This honestly sounds like it's basically impossible, but here we go anyway.
We've picked up a strange reading from a spot orbiting a star in a system elsewhere in the Milky Way galaxy. We've come into orbit nearby, and decided to investigate in person. We suit up, head out with our self-propelled space backpacks and, oddly enough, our systems indicate that we can safely remove our helmets. Here? In open space? With no planet or even a large asteroid anywhere remotely nearby? How could this be possible?
Well, I suppose that means that, despite near-impossibly slim probability, this star...
- Has some sort of gas cloud orbiting it right where we happen to be, and among the gasses are just the right gasses in the right proportions and pressures for humans to breathe and also nothing fatal. Maybe a circumstellar ring? Permissibly, there can be lots of space junk also in proximity.
- Is of an appropriate size, temperature, radiation level, etc to have a region that is the right temperature, pressure, etc for us to survive.
- Probably many other factors we aren't even considering.
Could such an environment really exist? We don't need to survive long-term; we can go back to the ship for water, food, etc. We would just like to be able to remove our helmets in this unusual place. What would have to happen for this to exist?

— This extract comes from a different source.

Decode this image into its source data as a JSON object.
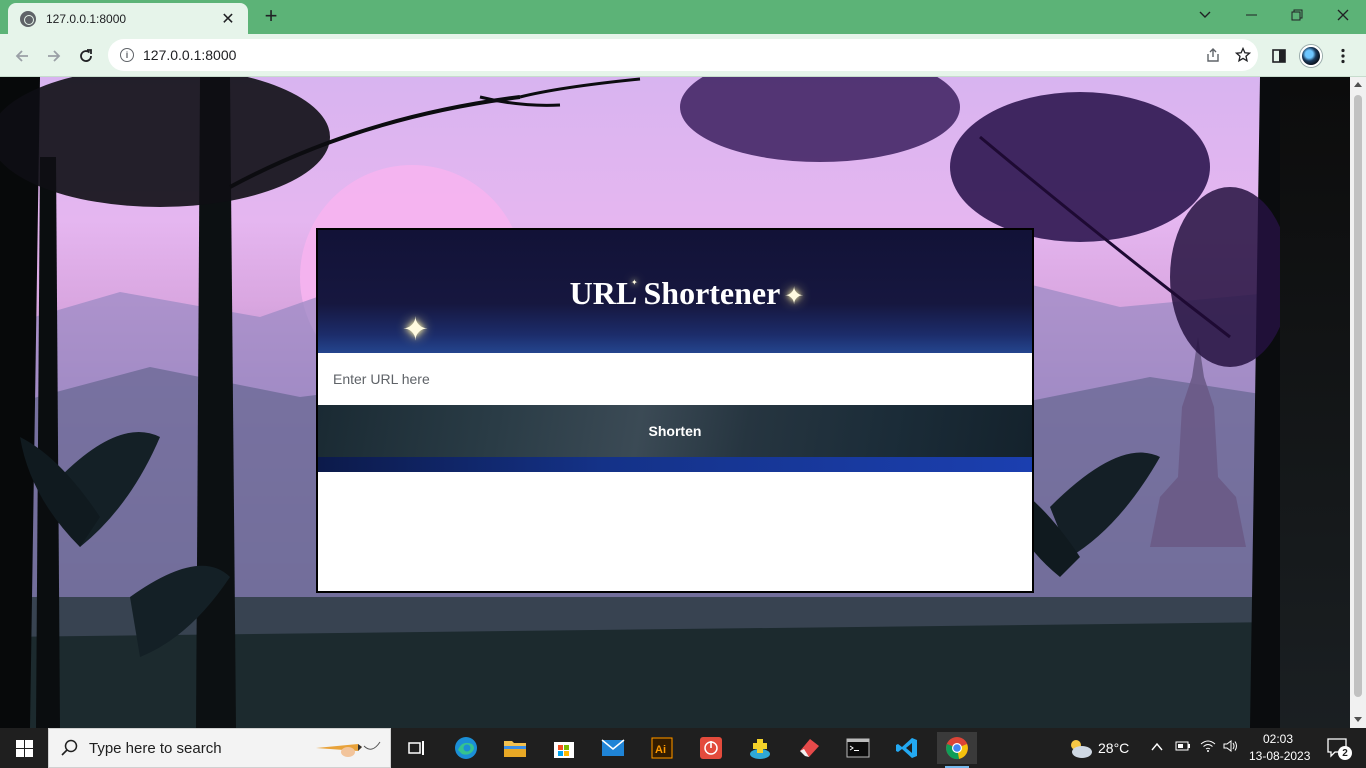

Bonus points if we can safely look at the star with the naked eye, and super bonus points if it can actually occupy a significant arc of the "sky."